- **What to work on**: The records below must be copied in full, exactly as they read.
· · · · ·
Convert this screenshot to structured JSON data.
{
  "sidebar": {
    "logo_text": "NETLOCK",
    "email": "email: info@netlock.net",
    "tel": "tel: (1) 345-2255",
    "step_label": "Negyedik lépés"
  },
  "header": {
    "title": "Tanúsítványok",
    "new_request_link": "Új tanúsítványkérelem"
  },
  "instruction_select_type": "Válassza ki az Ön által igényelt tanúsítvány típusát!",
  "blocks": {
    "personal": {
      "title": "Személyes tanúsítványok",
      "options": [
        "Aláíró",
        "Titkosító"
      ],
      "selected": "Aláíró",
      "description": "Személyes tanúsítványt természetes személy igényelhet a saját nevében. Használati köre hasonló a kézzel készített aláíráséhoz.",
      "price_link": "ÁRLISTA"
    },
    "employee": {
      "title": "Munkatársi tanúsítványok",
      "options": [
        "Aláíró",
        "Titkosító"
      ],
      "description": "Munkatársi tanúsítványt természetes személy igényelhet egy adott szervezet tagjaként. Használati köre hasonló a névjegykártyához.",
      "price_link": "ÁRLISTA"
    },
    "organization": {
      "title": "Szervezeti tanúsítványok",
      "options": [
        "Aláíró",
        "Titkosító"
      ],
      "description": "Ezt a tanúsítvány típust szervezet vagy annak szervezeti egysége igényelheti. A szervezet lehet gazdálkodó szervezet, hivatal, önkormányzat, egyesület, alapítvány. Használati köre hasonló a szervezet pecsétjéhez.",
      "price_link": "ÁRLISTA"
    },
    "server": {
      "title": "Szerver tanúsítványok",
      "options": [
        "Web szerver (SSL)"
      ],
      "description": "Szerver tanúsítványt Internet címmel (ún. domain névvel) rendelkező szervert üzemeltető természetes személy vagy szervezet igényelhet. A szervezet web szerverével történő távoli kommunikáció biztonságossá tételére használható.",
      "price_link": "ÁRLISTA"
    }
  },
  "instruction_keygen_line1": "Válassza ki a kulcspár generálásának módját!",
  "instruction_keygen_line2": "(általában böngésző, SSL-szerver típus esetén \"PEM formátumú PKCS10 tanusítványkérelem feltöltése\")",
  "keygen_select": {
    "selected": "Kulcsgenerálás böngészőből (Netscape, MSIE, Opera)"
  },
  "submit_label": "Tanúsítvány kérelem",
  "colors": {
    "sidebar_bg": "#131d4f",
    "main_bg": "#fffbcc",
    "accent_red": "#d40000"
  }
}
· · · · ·
- **Answer space**:
Convert this screenshot to structured JSON data.
{
  "sidebar": {
    "logo_text": "NETLOCK",
    "email": "email: info@netlock.net",
    "tel": "tel: (1) 345-2255",
    "step_label": "Negyedik lépés"
  },
  "header": {
    "title": "Tanúsítványok",
    "new_request_link": "Új tanúsítványkérelem"
  },
  "instruction_select_type": "Válassza ki az Ön által igényelt tanúsítvány típusát!",
  "blocks": {
    "personal": {
      "title": "Személyes tanúsítványok",
      "options": [
        "Aláíró",
        "Titkosító"
      ],
      "selected": "Aláíró",
      "description": "Személyes tanúsítványt természetes személy igényelhet a saját nevében. Használati köre hasonló a kézzel készített aláíráséhoz.",
      "price_link": "ÁRLISTA"
    },
    "employee": {
      "title": "Munkatársi tanúsítványok",
      "options": [
        "Aláíró",
        "Titkosító"
      ],
      "description": "Munkatársi tanúsítványt természetes személy igényelhet egy adott szervezet tagjaként. Használati köre hasonló a névjegykártyához.",
      "price_link": "ÁRLISTA"
    },
    "organization": {
      "title": "Szervezeti tanúsítványok",
      "options": [
        "Aláíró",
        "Titkosító"
      ],
      "description": "Ezt a tanúsítvány típust szervezet vagy annak szervezeti egysége igényelheti. A szervezet lehet gazdálkodó szervezet, hivatal, önkormányzat, egyesület, alapítvány. Használati köre hasonló a szervezet pecsétjéhez.",
      "price_link": "ÁRLISTA"
    },
    "server": {
      "title": "Szerver tanúsítványok",
      "options": [
        "Web szerver (SSL)"
      ],
      "description": "Szerver tanúsítványt Internet címmel (ún. domain névvel) rendelkező szervert üzemeltető természetes személy vagy szervezet igényelhet. A szervezet web szerverével történő távoli kommunikáció biztonságossá tételére használható.",
      "price_link": "ÁRLISTA"
    }
  },
  "instruction_keygen_line1": "Válassza ki a kulcspár generálásának módját!",
  "instruction_keygen_line2": "(általában böngésző, SSL-szerver típus esetén \"PEM formátumú PKCS10 tanusítványkérelem feltöltése\")",
  "keygen_select": {
    "selected": "Kulcsgenerálás böngészőből (Netscape, MSIE, Opera)"
  },
  "submit_label": "Tanúsítvány kérelem",
  "colors": {
    "sidebar_bg": "#131d4f",
    "main_bg": "#fffbcc",
    "accent_red": "#d40000"
  }
}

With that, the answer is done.